> DATASET EXCERPTS:

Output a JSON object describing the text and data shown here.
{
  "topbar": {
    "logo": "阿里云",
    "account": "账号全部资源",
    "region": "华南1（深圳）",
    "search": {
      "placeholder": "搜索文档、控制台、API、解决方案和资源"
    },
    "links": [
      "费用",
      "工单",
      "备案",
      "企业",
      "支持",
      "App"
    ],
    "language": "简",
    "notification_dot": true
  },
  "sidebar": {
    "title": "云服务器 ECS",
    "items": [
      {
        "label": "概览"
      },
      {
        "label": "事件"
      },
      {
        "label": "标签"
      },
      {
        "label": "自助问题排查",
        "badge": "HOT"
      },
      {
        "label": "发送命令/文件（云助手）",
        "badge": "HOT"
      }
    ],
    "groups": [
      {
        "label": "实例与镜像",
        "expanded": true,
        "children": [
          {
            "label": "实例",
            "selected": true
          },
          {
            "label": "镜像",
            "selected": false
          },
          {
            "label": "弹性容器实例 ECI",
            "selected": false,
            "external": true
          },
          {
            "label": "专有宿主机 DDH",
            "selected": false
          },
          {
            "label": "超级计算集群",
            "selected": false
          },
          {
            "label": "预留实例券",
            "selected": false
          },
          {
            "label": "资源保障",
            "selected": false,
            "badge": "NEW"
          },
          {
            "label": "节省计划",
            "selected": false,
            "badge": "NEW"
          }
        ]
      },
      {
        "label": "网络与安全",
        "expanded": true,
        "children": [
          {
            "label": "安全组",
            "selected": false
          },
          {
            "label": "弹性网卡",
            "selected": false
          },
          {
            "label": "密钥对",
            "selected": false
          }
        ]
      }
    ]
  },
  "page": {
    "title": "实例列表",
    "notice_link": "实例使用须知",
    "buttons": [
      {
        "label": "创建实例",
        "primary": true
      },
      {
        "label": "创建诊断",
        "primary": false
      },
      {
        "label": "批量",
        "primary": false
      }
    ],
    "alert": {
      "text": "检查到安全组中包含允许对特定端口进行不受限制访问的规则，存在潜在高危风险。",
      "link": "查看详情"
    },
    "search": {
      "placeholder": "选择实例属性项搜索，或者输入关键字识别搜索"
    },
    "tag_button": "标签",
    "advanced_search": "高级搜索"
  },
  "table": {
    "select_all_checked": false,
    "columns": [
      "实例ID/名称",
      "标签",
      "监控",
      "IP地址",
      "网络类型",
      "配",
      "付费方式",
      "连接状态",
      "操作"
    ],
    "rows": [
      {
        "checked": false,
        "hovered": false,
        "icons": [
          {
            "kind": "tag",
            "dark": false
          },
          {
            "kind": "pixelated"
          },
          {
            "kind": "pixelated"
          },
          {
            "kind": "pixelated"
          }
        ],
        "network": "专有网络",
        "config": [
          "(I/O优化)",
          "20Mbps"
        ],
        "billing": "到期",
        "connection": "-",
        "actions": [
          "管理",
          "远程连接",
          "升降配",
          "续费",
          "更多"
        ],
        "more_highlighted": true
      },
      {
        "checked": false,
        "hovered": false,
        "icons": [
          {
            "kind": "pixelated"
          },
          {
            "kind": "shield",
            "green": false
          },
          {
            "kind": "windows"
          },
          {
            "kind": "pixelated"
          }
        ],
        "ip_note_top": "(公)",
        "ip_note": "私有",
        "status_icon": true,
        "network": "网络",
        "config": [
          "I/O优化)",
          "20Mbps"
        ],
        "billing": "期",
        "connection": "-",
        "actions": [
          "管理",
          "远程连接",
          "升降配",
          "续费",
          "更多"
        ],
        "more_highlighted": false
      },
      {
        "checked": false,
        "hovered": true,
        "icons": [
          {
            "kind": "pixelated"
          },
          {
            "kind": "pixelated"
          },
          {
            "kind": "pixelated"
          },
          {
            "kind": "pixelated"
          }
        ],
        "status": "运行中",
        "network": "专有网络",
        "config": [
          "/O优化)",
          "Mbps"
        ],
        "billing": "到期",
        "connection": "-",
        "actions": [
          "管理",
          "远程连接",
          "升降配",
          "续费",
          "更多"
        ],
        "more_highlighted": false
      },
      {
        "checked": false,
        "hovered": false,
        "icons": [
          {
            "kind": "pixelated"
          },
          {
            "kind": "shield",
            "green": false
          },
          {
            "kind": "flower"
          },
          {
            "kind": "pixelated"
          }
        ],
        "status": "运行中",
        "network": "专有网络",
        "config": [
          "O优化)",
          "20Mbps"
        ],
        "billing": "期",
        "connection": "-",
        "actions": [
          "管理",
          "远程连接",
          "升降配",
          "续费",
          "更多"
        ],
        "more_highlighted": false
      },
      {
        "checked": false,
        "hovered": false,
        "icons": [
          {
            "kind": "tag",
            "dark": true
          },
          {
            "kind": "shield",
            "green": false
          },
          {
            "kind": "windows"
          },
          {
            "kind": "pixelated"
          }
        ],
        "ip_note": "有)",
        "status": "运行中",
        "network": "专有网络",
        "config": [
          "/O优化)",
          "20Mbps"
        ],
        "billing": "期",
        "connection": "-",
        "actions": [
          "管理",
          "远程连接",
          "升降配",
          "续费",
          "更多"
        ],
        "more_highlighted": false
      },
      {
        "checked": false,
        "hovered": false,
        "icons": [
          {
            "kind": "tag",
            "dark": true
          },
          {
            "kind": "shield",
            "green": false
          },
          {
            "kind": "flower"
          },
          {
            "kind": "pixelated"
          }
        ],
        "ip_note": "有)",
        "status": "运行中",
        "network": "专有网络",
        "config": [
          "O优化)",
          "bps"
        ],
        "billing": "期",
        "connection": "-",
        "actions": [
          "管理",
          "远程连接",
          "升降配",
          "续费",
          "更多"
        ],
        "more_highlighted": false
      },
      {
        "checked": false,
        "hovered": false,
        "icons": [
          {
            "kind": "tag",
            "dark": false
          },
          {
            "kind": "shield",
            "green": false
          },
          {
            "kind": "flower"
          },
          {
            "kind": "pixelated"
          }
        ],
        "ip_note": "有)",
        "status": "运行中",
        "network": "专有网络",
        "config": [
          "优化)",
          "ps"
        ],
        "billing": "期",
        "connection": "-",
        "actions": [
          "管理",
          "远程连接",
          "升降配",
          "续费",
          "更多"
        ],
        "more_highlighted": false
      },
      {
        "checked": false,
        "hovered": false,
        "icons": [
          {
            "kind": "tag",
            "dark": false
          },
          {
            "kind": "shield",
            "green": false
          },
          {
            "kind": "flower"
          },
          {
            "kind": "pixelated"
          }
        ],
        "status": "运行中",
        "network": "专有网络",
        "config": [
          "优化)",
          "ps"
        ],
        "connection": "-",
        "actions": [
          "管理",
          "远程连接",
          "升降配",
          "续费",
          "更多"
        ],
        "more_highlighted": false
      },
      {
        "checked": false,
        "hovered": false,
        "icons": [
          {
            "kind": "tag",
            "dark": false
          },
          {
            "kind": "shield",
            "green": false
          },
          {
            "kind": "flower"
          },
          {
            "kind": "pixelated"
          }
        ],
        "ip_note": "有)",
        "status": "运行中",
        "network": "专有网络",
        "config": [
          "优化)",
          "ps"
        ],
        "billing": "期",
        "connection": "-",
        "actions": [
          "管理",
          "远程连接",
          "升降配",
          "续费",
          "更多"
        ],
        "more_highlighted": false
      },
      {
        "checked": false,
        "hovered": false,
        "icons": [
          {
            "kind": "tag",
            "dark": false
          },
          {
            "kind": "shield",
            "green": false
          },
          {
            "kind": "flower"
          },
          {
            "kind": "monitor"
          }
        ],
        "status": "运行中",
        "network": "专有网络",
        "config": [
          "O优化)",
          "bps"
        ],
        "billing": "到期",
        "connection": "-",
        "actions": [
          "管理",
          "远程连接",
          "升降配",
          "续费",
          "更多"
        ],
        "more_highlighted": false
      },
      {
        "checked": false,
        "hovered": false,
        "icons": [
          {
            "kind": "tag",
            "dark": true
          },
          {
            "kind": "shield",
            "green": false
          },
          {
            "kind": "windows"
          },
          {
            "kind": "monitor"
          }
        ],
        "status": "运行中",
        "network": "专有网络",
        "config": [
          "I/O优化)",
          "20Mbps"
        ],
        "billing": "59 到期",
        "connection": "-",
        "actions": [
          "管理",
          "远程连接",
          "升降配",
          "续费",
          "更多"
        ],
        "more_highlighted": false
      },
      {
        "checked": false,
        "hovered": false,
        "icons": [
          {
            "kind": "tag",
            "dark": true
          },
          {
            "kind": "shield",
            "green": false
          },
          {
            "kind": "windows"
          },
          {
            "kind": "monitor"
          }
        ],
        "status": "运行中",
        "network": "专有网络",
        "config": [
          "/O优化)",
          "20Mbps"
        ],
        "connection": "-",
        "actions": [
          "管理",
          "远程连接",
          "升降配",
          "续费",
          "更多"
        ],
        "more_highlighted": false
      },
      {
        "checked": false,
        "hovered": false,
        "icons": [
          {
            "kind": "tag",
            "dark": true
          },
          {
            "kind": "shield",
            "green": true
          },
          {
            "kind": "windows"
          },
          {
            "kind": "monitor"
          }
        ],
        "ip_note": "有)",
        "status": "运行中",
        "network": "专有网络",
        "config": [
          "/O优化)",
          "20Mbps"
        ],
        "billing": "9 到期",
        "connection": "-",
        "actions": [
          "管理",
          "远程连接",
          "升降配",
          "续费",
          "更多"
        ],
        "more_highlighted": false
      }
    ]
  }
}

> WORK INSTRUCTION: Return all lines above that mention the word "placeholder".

> WRITTEN SOLUTION:
      "placeholder": "搜索文档、控制台、API、解决方案和资源"
      "placeholder": "选择实例属性项搜索，或者输入关键字识别搜索"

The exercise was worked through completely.